§ Data extract:
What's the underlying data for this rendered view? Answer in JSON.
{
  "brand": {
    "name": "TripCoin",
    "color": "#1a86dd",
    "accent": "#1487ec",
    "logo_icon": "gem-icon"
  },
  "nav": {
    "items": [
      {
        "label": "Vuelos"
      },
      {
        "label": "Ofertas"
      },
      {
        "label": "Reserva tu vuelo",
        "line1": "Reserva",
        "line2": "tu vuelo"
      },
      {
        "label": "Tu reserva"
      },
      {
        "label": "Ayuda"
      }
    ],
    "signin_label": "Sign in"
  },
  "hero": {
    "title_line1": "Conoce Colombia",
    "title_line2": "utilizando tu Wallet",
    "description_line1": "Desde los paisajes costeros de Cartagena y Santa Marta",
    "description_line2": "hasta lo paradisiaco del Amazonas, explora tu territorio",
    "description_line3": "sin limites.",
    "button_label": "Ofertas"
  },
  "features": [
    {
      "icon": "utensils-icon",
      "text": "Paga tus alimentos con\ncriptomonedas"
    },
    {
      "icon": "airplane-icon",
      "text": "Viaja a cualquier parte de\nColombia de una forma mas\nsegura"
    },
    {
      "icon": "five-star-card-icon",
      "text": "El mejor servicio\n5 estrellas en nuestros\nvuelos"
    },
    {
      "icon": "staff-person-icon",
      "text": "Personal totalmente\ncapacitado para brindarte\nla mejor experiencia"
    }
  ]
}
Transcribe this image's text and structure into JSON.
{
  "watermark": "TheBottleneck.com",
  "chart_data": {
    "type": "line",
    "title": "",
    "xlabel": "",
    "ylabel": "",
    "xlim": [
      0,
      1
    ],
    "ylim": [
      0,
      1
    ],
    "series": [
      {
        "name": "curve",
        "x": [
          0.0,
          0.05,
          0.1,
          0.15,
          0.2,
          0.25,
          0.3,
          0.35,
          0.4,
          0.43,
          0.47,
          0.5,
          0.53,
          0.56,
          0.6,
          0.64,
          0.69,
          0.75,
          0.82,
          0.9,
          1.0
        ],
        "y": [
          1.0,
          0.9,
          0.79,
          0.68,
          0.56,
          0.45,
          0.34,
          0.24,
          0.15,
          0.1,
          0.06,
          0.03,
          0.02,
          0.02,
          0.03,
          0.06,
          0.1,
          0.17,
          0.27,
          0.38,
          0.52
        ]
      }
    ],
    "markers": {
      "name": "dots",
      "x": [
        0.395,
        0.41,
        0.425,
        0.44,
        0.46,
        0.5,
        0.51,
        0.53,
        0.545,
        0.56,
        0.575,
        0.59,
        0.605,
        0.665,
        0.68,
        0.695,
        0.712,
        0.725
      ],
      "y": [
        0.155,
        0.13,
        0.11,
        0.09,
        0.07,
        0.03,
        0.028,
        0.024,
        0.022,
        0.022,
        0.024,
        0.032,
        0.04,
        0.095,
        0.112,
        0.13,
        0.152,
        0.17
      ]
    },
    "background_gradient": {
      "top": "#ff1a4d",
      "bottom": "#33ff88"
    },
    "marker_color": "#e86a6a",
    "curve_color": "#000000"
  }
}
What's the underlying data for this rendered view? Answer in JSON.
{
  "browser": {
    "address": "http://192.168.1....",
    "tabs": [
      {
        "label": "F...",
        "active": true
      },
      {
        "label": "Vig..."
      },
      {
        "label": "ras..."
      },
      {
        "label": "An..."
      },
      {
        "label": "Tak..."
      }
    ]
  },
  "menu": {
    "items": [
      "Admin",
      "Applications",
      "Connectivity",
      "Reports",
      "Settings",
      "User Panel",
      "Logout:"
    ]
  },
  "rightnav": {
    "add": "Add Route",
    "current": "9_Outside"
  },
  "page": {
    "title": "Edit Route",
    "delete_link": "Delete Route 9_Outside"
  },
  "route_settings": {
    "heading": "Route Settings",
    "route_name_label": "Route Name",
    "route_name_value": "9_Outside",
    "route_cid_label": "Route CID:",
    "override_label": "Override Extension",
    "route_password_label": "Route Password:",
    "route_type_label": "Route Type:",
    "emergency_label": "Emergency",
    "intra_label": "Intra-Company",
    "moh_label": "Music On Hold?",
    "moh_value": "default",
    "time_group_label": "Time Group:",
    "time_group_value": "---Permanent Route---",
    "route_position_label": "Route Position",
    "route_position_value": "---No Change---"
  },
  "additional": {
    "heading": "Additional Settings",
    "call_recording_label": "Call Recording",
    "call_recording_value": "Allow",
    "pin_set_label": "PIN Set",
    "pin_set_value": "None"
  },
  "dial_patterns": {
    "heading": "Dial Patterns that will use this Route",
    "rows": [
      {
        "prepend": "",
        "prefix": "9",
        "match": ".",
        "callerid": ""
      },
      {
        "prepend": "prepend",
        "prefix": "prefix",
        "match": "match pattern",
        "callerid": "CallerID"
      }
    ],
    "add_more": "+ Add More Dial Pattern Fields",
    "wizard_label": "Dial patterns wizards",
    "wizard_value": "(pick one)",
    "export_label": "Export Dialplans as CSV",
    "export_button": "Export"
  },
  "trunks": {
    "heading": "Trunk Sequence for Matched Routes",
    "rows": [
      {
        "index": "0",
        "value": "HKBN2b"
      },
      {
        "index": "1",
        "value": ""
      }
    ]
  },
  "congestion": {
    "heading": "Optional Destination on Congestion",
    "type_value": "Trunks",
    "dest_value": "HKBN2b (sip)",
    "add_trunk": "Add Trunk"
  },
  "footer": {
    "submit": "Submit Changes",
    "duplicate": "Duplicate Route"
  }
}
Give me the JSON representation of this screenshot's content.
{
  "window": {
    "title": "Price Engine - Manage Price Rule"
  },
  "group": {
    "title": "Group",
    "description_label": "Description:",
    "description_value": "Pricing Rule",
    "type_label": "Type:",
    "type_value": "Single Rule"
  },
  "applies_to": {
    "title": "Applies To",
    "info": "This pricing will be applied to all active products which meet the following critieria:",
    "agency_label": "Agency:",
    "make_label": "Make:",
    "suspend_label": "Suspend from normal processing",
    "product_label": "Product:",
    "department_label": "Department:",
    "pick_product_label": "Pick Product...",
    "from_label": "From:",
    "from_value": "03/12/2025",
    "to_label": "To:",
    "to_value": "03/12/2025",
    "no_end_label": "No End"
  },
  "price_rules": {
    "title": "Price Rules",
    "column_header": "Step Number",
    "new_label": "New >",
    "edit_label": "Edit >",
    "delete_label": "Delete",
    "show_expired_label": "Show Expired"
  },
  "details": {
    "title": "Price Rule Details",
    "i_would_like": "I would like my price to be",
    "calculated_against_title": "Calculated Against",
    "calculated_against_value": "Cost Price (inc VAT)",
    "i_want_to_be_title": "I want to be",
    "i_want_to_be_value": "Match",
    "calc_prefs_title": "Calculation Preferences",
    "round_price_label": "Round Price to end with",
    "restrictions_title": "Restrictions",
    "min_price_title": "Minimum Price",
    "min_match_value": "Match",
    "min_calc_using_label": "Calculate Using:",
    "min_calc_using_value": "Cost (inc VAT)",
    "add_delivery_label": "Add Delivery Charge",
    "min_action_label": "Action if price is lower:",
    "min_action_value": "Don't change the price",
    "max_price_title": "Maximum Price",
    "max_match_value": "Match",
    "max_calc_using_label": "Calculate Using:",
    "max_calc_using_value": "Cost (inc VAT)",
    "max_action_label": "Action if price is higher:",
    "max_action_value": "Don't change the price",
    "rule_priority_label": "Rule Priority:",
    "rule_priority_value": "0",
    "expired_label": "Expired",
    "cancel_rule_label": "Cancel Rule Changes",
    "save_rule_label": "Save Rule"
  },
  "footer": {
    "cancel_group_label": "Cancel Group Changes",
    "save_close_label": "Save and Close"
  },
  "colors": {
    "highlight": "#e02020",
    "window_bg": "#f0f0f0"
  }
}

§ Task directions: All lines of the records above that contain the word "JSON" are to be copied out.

§ Response to the task:
What's the underlying data for this rendered view? Answer in JSON.
Transcribe this image's text and structure into JSON.
What's the underlying data for this rendered view? Answer in JSON.
Give me the JSON representation of this screenshot's content.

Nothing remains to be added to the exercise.